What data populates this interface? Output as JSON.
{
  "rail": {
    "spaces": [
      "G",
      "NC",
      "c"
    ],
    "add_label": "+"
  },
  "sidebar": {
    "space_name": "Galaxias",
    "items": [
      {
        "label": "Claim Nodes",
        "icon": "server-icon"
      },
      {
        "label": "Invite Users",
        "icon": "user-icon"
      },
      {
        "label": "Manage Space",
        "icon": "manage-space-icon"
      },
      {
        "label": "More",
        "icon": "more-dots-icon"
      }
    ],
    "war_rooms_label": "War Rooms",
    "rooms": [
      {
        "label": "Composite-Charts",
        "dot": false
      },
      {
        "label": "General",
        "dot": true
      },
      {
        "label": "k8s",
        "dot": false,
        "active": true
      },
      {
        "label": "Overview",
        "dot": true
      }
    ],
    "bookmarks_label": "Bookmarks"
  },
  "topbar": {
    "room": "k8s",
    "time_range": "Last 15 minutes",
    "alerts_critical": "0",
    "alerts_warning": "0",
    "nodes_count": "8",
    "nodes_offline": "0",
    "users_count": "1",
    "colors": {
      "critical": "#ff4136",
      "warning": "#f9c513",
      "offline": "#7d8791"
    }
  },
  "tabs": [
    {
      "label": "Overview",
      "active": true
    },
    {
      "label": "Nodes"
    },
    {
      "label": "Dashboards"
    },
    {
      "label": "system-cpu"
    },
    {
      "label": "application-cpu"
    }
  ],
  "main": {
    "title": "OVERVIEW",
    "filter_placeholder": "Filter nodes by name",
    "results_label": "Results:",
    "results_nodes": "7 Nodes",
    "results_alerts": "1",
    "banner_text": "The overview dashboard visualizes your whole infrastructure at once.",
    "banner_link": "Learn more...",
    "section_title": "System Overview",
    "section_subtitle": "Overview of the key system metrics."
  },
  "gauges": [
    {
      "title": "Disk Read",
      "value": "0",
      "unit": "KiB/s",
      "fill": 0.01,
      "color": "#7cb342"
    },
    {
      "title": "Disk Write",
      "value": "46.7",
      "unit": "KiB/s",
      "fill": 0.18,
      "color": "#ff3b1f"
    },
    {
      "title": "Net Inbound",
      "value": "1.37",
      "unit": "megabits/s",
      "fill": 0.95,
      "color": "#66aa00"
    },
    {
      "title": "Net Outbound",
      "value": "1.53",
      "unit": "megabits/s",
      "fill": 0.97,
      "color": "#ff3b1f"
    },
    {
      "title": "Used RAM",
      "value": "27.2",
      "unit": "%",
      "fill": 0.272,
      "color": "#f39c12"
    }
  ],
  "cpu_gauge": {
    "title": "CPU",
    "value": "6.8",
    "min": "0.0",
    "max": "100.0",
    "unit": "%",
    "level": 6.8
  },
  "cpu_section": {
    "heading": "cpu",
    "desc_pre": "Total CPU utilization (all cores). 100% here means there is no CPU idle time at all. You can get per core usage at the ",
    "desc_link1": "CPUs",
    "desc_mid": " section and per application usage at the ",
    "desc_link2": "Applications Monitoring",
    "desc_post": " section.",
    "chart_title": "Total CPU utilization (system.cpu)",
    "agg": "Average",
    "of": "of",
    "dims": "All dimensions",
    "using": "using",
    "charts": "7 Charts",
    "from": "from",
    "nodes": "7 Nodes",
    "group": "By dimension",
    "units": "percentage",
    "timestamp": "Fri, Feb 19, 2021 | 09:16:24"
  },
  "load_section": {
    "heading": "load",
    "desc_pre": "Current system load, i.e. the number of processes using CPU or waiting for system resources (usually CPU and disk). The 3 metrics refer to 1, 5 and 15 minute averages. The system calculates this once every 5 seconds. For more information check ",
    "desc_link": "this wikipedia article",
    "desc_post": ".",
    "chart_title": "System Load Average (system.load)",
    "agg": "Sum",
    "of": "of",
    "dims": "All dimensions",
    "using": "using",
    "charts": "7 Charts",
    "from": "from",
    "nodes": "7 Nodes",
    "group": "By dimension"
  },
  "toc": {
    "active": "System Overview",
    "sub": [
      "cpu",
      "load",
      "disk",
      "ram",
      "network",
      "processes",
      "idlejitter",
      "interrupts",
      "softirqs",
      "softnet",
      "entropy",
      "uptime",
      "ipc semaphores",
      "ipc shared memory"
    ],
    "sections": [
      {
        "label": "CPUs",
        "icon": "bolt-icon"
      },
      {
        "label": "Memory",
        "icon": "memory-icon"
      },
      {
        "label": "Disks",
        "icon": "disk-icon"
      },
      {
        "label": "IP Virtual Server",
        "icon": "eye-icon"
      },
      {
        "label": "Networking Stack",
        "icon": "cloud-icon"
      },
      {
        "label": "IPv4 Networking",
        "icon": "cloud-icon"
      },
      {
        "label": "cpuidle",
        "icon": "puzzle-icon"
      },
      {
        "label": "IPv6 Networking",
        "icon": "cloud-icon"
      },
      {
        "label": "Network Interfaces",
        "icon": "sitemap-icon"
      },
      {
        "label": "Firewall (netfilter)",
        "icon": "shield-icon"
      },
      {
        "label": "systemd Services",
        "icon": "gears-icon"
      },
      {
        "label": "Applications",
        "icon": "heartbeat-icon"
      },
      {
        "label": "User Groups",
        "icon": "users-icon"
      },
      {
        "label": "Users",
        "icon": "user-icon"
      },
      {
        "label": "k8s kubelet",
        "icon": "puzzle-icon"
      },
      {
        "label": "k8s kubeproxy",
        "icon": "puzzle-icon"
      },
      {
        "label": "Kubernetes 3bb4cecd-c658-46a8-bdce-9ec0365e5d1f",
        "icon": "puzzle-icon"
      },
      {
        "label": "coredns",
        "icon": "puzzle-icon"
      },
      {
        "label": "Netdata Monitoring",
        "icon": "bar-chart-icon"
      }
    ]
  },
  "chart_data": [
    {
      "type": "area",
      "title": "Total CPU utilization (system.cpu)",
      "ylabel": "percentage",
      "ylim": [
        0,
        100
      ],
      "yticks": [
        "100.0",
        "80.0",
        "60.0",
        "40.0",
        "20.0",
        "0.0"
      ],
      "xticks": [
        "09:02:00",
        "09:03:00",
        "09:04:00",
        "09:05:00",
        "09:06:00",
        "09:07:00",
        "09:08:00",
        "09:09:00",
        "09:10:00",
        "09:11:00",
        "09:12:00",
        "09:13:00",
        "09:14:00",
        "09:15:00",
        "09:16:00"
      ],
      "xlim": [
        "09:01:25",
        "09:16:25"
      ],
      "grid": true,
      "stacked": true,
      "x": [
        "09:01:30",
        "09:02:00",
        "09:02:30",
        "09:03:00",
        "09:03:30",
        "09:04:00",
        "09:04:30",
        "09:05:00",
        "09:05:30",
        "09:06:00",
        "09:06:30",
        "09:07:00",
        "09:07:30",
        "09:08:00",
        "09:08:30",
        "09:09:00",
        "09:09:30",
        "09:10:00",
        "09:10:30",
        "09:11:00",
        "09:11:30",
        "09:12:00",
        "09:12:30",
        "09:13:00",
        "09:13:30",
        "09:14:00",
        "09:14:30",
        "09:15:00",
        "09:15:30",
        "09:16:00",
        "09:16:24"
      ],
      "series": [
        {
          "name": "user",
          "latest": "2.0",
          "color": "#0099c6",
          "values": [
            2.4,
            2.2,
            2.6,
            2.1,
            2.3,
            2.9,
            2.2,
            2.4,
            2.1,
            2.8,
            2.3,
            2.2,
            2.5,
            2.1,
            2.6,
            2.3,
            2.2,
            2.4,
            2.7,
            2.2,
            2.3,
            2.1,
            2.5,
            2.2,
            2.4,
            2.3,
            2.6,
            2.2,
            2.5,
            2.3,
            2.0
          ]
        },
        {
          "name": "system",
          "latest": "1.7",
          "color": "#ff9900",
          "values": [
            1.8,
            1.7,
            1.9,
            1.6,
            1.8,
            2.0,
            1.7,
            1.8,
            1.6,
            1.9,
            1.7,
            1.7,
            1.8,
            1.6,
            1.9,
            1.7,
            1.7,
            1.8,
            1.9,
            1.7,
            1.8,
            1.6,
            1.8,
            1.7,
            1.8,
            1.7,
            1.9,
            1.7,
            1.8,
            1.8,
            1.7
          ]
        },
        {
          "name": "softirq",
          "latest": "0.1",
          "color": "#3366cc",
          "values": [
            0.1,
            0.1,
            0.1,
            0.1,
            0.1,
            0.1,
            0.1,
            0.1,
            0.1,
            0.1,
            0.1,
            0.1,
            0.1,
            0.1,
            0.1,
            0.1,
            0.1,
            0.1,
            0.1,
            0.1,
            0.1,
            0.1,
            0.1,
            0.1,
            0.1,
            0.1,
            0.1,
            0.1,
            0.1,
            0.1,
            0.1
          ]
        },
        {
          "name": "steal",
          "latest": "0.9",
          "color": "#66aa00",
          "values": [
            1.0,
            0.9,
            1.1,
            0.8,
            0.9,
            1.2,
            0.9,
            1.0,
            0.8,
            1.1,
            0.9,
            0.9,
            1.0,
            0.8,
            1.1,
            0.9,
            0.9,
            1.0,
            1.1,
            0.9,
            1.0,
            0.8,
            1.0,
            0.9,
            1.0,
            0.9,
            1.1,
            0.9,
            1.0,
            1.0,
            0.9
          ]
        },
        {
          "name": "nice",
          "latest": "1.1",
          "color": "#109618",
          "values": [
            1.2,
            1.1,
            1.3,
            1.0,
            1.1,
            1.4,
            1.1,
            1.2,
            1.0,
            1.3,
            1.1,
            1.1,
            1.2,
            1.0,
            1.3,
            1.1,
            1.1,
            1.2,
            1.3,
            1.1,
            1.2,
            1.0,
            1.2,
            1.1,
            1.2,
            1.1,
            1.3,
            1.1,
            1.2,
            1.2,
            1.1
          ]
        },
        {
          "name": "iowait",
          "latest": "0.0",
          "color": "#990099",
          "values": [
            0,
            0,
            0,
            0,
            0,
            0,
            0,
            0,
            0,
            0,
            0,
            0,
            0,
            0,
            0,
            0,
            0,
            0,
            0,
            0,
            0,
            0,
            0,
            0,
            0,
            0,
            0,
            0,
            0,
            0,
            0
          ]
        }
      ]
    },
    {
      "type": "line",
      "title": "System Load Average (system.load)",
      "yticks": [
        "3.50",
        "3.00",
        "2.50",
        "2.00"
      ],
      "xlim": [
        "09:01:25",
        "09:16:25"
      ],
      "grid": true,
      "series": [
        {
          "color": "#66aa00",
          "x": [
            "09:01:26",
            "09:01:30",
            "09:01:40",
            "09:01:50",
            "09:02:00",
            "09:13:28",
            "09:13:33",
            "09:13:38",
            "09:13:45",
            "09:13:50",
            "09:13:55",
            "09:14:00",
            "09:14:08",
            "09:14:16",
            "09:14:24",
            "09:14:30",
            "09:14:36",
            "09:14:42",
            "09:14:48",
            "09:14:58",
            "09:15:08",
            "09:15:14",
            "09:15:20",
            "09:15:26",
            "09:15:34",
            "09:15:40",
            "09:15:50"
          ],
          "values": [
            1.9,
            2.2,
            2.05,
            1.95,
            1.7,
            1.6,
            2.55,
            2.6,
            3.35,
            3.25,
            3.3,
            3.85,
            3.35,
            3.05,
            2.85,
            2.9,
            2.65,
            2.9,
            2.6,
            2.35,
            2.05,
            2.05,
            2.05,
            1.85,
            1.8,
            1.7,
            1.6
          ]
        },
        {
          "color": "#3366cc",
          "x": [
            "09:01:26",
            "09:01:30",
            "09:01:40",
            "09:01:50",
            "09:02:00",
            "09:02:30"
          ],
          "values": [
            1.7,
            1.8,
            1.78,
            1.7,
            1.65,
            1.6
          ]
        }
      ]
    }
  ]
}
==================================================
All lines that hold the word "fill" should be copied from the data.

      "fill": 0.01,
      "fill": 0.18,
      "fill": 0.95,
      "fill": 0.97,
      "fill": 0.272,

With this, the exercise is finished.